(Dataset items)
+++

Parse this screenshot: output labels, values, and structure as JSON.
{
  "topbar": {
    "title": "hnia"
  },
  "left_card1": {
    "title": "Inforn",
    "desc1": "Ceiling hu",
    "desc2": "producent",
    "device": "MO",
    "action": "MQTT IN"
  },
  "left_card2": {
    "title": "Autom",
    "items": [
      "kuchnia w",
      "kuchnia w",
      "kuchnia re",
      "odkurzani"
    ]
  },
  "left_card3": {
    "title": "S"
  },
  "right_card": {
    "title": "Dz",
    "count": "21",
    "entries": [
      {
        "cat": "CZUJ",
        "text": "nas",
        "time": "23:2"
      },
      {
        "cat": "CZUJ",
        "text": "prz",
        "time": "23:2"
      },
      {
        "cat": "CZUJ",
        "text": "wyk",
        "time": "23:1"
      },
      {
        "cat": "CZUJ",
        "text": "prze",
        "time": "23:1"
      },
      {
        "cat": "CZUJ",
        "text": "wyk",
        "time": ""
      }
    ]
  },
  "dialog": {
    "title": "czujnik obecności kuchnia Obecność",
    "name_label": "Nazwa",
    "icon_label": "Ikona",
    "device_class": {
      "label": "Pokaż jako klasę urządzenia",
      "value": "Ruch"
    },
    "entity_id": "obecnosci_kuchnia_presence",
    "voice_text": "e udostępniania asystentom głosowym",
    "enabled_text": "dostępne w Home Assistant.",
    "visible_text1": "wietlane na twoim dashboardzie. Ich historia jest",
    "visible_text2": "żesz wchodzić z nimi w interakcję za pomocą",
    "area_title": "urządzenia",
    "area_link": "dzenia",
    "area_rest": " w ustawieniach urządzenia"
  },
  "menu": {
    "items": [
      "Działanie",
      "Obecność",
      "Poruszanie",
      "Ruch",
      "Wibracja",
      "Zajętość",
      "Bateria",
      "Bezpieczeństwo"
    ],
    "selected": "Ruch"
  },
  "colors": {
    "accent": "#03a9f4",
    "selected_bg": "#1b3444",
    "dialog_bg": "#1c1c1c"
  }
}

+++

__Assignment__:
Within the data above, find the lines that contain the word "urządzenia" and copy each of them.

__Your solution__:
      "label": "Pokaż jako klasę urządzenia",
    "area_title": "urządzenia",
    "area_rest": " w ustawieniach urządzenia"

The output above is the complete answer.